The two teams competing for the title of Emperors Challenge Cricket champions were pulled together by Dr. Nigel Matthews, who spends a month of every year doing a locum in town. The group was divided into two teams; those who competed in the Emperors Challenge run and those who didn?t. What really seamed to be determining the division were the South African?s versus the Australian?s and English, although this was thinly disguised by the Emperors Challenge angle.
First to bat were the Boomerangs (the Aussie/English/Canadian team), scoring an outstanding 56 runs, thanks to the partnership of Jason Schembri and Justin Pouliot, scoring 40 runs. The Challengers (the South African/Canadian team) were amazing out in field, but unable to stop the quick running of Schembri and Pouliot.
The South Africans (Challengers) came up to bat after a tea and cucumber sandwich break. The Challengers scoring started with Daniel Helm hitting a six onto the road, but even that couldn?t pull them into the lead.
After a titanic struggle, the Boomerangs showed brawn and steel by walking away with the title of Emperors Challenge Cricket Champs. Trophies were presented to the winning team and to the Most Valuable Players.
Cricket is an ancient game thought to have been invented by Henry VIII in the mid 1500?s. In Cricket you are ?in? until you are ?out?, unless you are ?not out?. Your leg may be before the wicket and a yorker could come through the gate. You could be hit for six and whip of the bails but have to suffer for an overthrow. Seamer?s often use silly mid-on?s and silly mid-off?s but can still be hit to mid-wicket. Fielding in the gully can be fun particularly if a flipper is bowled even if the sight screen gets in your way.
Needless to say the jargon used in this game is as interesting as the history and traditions of the ancient sport. The Canadian?s playing for the first time were certainly thrown in the deep end (armed with about five minutes of coaching) but showed their true Canadian spirit by competing strongly and having a lot of fun.
Special thanks should go to Dr. Nigel Matthews who spent a great deal of time and effort to bring a sport that he is passionate about to Tumbler Ridge.
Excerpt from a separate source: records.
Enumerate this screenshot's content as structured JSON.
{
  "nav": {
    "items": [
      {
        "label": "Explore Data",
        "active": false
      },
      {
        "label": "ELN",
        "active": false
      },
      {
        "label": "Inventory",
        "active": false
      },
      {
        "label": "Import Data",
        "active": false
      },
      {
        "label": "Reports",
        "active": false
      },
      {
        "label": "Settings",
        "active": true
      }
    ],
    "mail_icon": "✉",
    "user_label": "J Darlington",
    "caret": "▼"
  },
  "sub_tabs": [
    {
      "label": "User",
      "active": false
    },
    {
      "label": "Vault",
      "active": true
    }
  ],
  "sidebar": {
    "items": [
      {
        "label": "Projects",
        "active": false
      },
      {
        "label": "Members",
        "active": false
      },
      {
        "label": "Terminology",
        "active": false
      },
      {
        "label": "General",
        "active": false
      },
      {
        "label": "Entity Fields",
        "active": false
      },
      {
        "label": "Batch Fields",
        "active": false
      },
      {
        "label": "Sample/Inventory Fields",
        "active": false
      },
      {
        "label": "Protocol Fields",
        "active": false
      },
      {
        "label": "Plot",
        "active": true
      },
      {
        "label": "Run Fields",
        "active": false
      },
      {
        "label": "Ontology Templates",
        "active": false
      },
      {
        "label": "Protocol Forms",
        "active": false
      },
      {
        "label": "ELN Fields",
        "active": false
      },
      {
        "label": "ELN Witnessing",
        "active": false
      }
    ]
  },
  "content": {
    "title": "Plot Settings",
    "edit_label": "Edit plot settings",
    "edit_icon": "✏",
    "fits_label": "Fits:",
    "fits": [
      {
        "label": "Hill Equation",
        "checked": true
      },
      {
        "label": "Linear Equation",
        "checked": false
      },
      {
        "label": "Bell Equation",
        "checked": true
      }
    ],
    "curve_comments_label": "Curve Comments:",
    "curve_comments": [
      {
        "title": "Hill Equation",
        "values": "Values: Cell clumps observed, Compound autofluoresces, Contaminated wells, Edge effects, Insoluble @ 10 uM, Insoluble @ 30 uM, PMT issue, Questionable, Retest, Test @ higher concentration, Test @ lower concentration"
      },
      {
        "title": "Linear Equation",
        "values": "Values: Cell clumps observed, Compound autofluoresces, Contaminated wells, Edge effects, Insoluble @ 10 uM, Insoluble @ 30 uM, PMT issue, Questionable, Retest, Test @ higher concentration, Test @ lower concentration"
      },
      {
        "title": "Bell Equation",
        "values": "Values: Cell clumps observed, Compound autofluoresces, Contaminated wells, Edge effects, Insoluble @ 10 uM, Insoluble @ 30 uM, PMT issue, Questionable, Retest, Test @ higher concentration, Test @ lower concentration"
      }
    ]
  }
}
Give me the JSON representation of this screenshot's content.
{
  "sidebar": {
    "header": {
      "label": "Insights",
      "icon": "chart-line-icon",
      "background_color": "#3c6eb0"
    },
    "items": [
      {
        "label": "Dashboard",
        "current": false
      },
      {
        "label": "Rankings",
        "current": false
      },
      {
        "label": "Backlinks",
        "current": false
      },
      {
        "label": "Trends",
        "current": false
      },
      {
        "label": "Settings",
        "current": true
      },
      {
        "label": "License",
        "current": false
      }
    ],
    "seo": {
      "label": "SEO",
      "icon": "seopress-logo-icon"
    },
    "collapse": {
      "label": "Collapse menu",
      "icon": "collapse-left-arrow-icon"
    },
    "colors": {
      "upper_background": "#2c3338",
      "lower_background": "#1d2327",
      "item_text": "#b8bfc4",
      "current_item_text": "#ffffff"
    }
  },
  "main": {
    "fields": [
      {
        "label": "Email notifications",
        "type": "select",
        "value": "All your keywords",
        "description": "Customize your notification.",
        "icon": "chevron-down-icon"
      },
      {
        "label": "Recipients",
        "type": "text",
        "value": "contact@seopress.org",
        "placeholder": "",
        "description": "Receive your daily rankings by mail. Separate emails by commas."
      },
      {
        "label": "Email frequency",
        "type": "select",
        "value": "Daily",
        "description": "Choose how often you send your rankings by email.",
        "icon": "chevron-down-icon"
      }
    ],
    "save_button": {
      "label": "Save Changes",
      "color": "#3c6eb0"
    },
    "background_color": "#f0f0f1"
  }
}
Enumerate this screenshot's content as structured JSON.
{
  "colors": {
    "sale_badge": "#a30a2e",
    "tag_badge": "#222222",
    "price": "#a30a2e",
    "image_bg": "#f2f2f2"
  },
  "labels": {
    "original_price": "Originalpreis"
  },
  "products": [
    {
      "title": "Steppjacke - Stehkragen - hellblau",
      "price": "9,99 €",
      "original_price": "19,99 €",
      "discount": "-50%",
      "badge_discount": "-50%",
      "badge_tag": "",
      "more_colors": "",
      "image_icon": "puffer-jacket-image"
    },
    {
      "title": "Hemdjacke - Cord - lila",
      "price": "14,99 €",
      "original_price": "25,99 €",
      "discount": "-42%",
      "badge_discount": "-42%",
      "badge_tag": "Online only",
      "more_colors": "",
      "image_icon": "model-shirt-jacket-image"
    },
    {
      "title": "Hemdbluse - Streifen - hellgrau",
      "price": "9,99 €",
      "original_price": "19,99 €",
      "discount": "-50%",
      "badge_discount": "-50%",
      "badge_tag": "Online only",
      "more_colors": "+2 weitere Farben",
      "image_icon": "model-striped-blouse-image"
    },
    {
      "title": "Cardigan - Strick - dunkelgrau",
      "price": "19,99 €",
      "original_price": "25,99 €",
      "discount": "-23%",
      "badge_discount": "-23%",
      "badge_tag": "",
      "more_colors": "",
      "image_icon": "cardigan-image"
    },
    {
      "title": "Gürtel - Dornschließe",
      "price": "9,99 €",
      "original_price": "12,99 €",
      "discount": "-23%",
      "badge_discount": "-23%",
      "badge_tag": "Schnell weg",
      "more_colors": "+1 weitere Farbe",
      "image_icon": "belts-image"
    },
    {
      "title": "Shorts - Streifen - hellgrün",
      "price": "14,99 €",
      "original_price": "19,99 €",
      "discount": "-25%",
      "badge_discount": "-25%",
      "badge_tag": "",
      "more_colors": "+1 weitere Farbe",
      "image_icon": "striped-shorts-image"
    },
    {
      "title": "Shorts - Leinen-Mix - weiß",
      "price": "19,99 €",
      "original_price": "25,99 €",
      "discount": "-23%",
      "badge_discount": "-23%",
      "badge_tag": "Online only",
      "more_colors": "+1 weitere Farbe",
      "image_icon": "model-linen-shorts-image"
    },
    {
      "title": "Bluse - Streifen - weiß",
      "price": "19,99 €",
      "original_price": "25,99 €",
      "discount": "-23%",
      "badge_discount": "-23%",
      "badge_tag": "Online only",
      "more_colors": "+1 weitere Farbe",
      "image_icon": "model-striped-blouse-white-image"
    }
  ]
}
Anyone interested in this unique sport should look forward to next summer as more cricket fun is going to occur.
If you don?t understand anything about the game it?s OK?.that?s cricket!